** Task description **
Each line of the material that mentions the word "screenshot" is to be copied.

··· Source information

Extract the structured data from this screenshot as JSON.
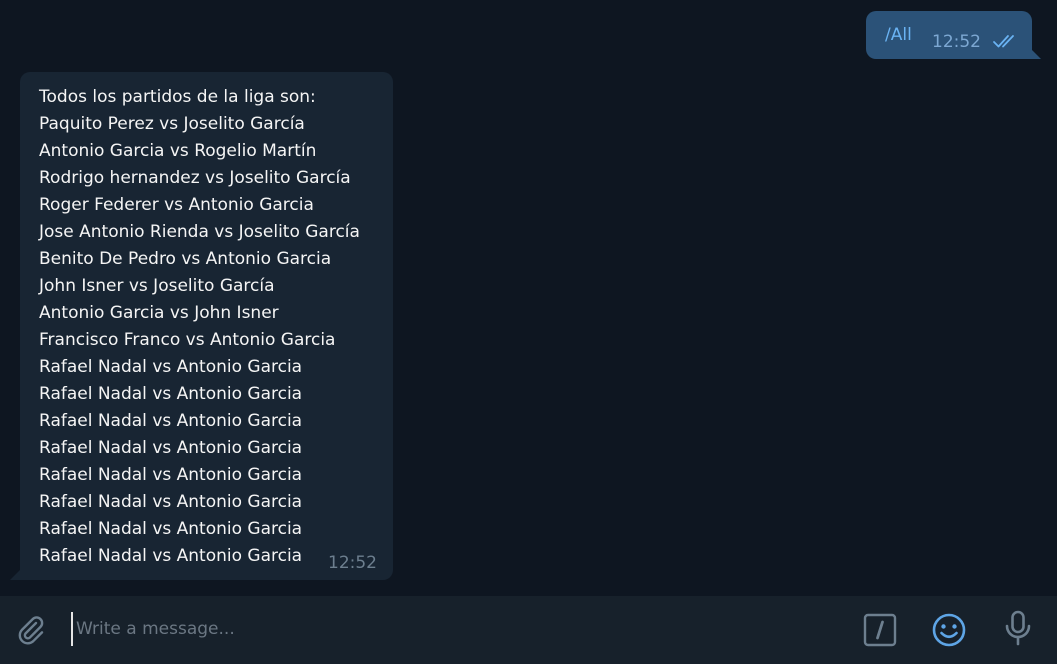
{
  "messages": {
    "outgoing": {
      "text": "/All",
      "time": "12:52",
      "status_icon": "double-check-icon"
    },
    "incoming": {
      "lines": [
        "Todos los partidos de la liga son:",
        "Paquito Perez vs Joselito García",
        "Antonio Garcia vs Rogelio Martín",
        "Rodrigo hernandez vs Joselito García",
        "Roger Federer vs Antonio Garcia",
        "Jose Antonio Rienda vs Joselito García",
        "Benito De Pedro vs Antonio Garcia",
        "John Isner vs Joselito García",
        "Antonio Garcia vs John Isner",
        "Francisco Franco vs Antonio Garcia",
        "Rafael Nadal vs Antonio Garcia",
        "Rafael Nadal vs Antonio Garcia",
        "Rafael Nadal vs Antonio Garcia",
        "Rafael Nadal vs Antonio Garcia",
        "Rafael Nadal vs Antonio Garcia",
        "Rafael Nadal vs Antonio Garcia",
        "Rafael Nadal vs Antonio Garcia",
        "Rafael Nadal vs Antonio Garcia"
      ],
      "time": "12:52"
    }
  },
  "composer": {
    "placeholder": "Write a message...",
    "icons": {
      "attach": "paperclip-icon",
      "commands": "slash-command-icon",
      "emoji": "smiley-icon",
      "voice": "microphone-icon"
    }
  },
  "colors": {
    "chat_background": "#0e1621",
    "outgoing_bubble": "#2b5278",
    "incoming_bubble": "#182533",
    "composer_background": "#17212b",
    "accent": "#6ab3f3",
    "icon_gray": "#6d7f8f"
  }
}
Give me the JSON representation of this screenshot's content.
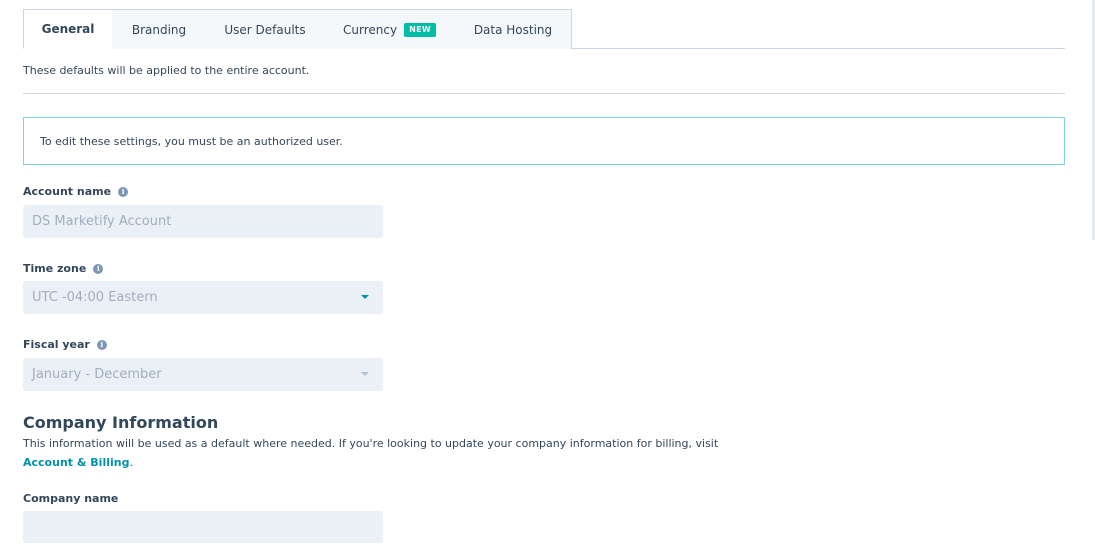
{
  "tabs": [
    {
      "label": "General",
      "active": true
    },
    {
      "label": "Branding"
    },
    {
      "label": "User Defaults"
    },
    {
      "label": "Currency",
      "badge": "NEW"
    },
    {
      "label": "Data Hosting"
    }
  ],
  "intro": "These defaults will be applied to the entire account.",
  "alert": "To edit these settings, you must be an authorized user.",
  "account_name": {
    "label": "Account name",
    "value": "DS Marketify Account"
  },
  "time_zone": {
    "label": "Time zone",
    "value": "UTC -04:00 Eastern"
  },
  "fiscal_year": {
    "label": "Fiscal year",
    "value": "January - December"
  },
  "company_info": {
    "title": "Company Information",
    "desc_prefix": "This information will be used as a default where needed. If you're looking to update your company information for billing, visit ",
    "link_label": "Account & Billing",
    "desc_suffix": "."
  },
  "company_name": {
    "label": "Company name",
    "value": ""
  },
  "colors": {
    "accent": "#0091ae",
    "badge": "#00bda5",
    "field_bg": "#eaf0f6",
    "alert_border": "#7fd1de"
  }
}
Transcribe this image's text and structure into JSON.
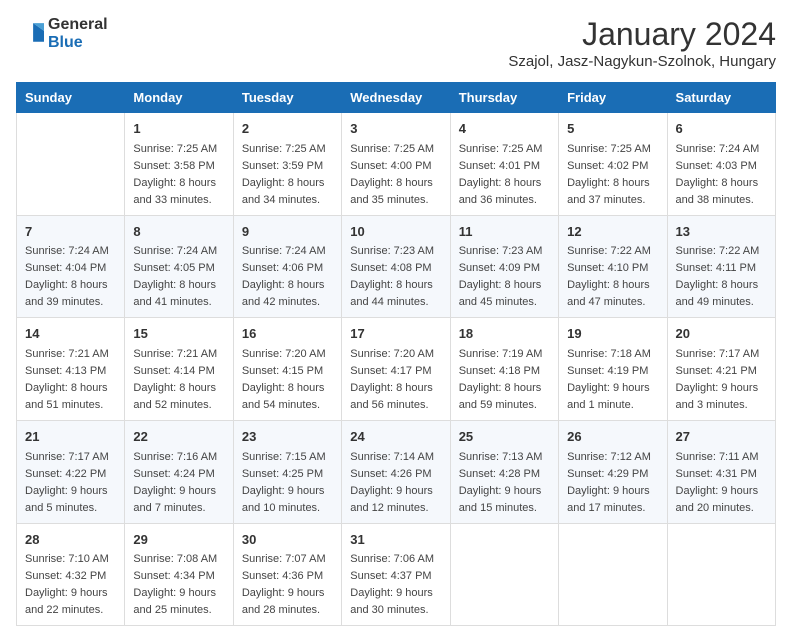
{
  "logo": {
    "line1": "General",
    "line2": "Blue"
  },
  "title": "January 2024",
  "location": "Szajol, Jasz-Nagykun-Szolnok, Hungary",
  "days_of_week": [
    "Sunday",
    "Monday",
    "Tuesday",
    "Wednesday",
    "Thursday",
    "Friday",
    "Saturday"
  ],
  "weeks": [
    [
      {
        "day": "",
        "sunrise": "",
        "sunset": "",
        "daylight": ""
      },
      {
        "day": "1",
        "sunrise": "Sunrise: 7:25 AM",
        "sunset": "Sunset: 3:58 PM",
        "daylight": "Daylight: 8 hours and 33 minutes."
      },
      {
        "day": "2",
        "sunrise": "Sunrise: 7:25 AM",
        "sunset": "Sunset: 3:59 PM",
        "daylight": "Daylight: 8 hours and 34 minutes."
      },
      {
        "day": "3",
        "sunrise": "Sunrise: 7:25 AM",
        "sunset": "Sunset: 4:00 PM",
        "daylight": "Daylight: 8 hours and 35 minutes."
      },
      {
        "day": "4",
        "sunrise": "Sunrise: 7:25 AM",
        "sunset": "Sunset: 4:01 PM",
        "daylight": "Daylight: 8 hours and 36 minutes."
      },
      {
        "day": "5",
        "sunrise": "Sunrise: 7:25 AM",
        "sunset": "Sunset: 4:02 PM",
        "daylight": "Daylight: 8 hours and 37 minutes."
      },
      {
        "day": "6",
        "sunrise": "Sunrise: 7:24 AM",
        "sunset": "Sunset: 4:03 PM",
        "daylight": "Daylight: 8 hours and 38 minutes."
      }
    ],
    [
      {
        "day": "7",
        "sunrise": "Sunrise: 7:24 AM",
        "sunset": "Sunset: 4:04 PM",
        "daylight": "Daylight: 8 hours and 39 minutes."
      },
      {
        "day": "8",
        "sunrise": "Sunrise: 7:24 AM",
        "sunset": "Sunset: 4:05 PM",
        "daylight": "Daylight: 8 hours and 41 minutes."
      },
      {
        "day": "9",
        "sunrise": "Sunrise: 7:24 AM",
        "sunset": "Sunset: 4:06 PM",
        "daylight": "Daylight: 8 hours and 42 minutes."
      },
      {
        "day": "10",
        "sunrise": "Sunrise: 7:23 AM",
        "sunset": "Sunset: 4:08 PM",
        "daylight": "Daylight: 8 hours and 44 minutes."
      },
      {
        "day": "11",
        "sunrise": "Sunrise: 7:23 AM",
        "sunset": "Sunset: 4:09 PM",
        "daylight": "Daylight: 8 hours and 45 minutes."
      },
      {
        "day": "12",
        "sunrise": "Sunrise: 7:22 AM",
        "sunset": "Sunset: 4:10 PM",
        "daylight": "Daylight: 8 hours and 47 minutes."
      },
      {
        "day": "13",
        "sunrise": "Sunrise: 7:22 AM",
        "sunset": "Sunset: 4:11 PM",
        "daylight": "Daylight: 8 hours and 49 minutes."
      }
    ],
    [
      {
        "day": "14",
        "sunrise": "Sunrise: 7:21 AM",
        "sunset": "Sunset: 4:13 PM",
        "daylight": "Daylight: 8 hours and 51 minutes."
      },
      {
        "day": "15",
        "sunrise": "Sunrise: 7:21 AM",
        "sunset": "Sunset: 4:14 PM",
        "daylight": "Daylight: 8 hours and 52 minutes."
      },
      {
        "day": "16",
        "sunrise": "Sunrise: 7:20 AM",
        "sunset": "Sunset: 4:15 PM",
        "daylight": "Daylight: 8 hours and 54 minutes."
      },
      {
        "day": "17",
        "sunrise": "Sunrise: 7:20 AM",
        "sunset": "Sunset: 4:17 PM",
        "daylight": "Daylight: 8 hours and 56 minutes."
      },
      {
        "day": "18",
        "sunrise": "Sunrise: 7:19 AM",
        "sunset": "Sunset: 4:18 PM",
        "daylight": "Daylight: 8 hours and 59 minutes."
      },
      {
        "day": "19",
        "sunrise": "Sunrise: 7:18 AM",
        "sunset": "Sunset: 4:19 PM",
        "daylight": "Daylight: 9 hours and 1 minute."
      },
      {
        "day": "20",
        "sunrise": "Sunrise: 7:17 AM",
        "sunset": "Sunset: 4:21 PM",
        "daylight": "Daylight: 9 hours and 3 minutes."
      }
    ],
    [
      {
        "day": "21",
        "sunrise": "Sunrise: 7:17 AM",
        "sunset": "Sunset: 4:22 PM",
        "daylight": "Daylight: 9 hours and 5 minutes."
      },
      {
        "day": "22",
        "sunrise": "Sunrise: 7:16 AM",
        "sunset": "Sunset: 4:24 PM",
        "daylight": "Daylight: 9 hours and 7 minutes."
      },
      {
        "day": "23",
        "sunrise": "Sunrise: 7:15 AM",
        "sunset": "Sunset: 4:25 PM",
        "daylight": "Daylight: 9 hours and 10 minutes."
      },
      {
        "day": "24",
        "sunrise": "Sunrise: 7:14 AM",
        "sunset": "Sunset: 4:26 PM",
        "daylight": "Daylight: 9 hours and 12 minutes."
      },
      {
        "day": "25",
        "sunrise": "Sunrise: 7:13 AM",
        "sunset": "Sunset: 4:28 PM",
        "daylight": "Daylight: 9 hours and 15 minutes."
      },
      {
        "day": "26",
        "sunrise": "Sunrise: 7:12 AM",
        "sunset": "Sunset: 4:29 PM",
        "daylight": "Daylight: 9 hours and 17 minutes."
      },
      {
        "day": "27",
        "sunrise": "Sunrise: 7:11 AM",
        "sunset": "Sunset: 4:31 PM",
        "daylight": "Daylight: 9 hours and 20 minutes."
      }
    ],
    [
      {
        "day": "28",
        "sunrise": "Sunrise: 7:10 AM",
        "sunset": "Sunset: 4:32 PM",
        "daylight": "Daylight: 9 hours and 22 minutes."
      },
      {
        "day": "29",
        "sunrise": "Sunrise: 7:08 AM",
        "sunset": "Sunset: 4:34 PM",
        "daylight": "Daylight: 9 hours and 25 minutes."
      },
      {
        "day": "30",
        "sunrise": "Sunrise: 7:07 AM",
        "sunset": "Sunset: 4:36 PM",
        "daylight": "Daylight: 9 hours and 28 minutes."
      },
      {
        "day": "31",
        "sunrise": "Sunrise: 7:06 AM",
        "sunset": "Sunset: 4:37 PM",
        "daylight": "Daylight: 9 hours and 30 minutes."
      },
      {
        "day": "",
        "sunrise": "",
        "sunset": "",
        "daylight": ""
      },
      {
        "day": "",
        "sunrise": "",
        "sunset": "",
        "daylight": ""
      },
      {
        "day": "",
        "sunrise": "",
        "sunset": "",
        "daylight": ""
      }
    ]
  ]
}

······

** Response to this exercise **
Extract the structured data from this screenshot as JSON.
Give me the JSON representation of this screenshot's content.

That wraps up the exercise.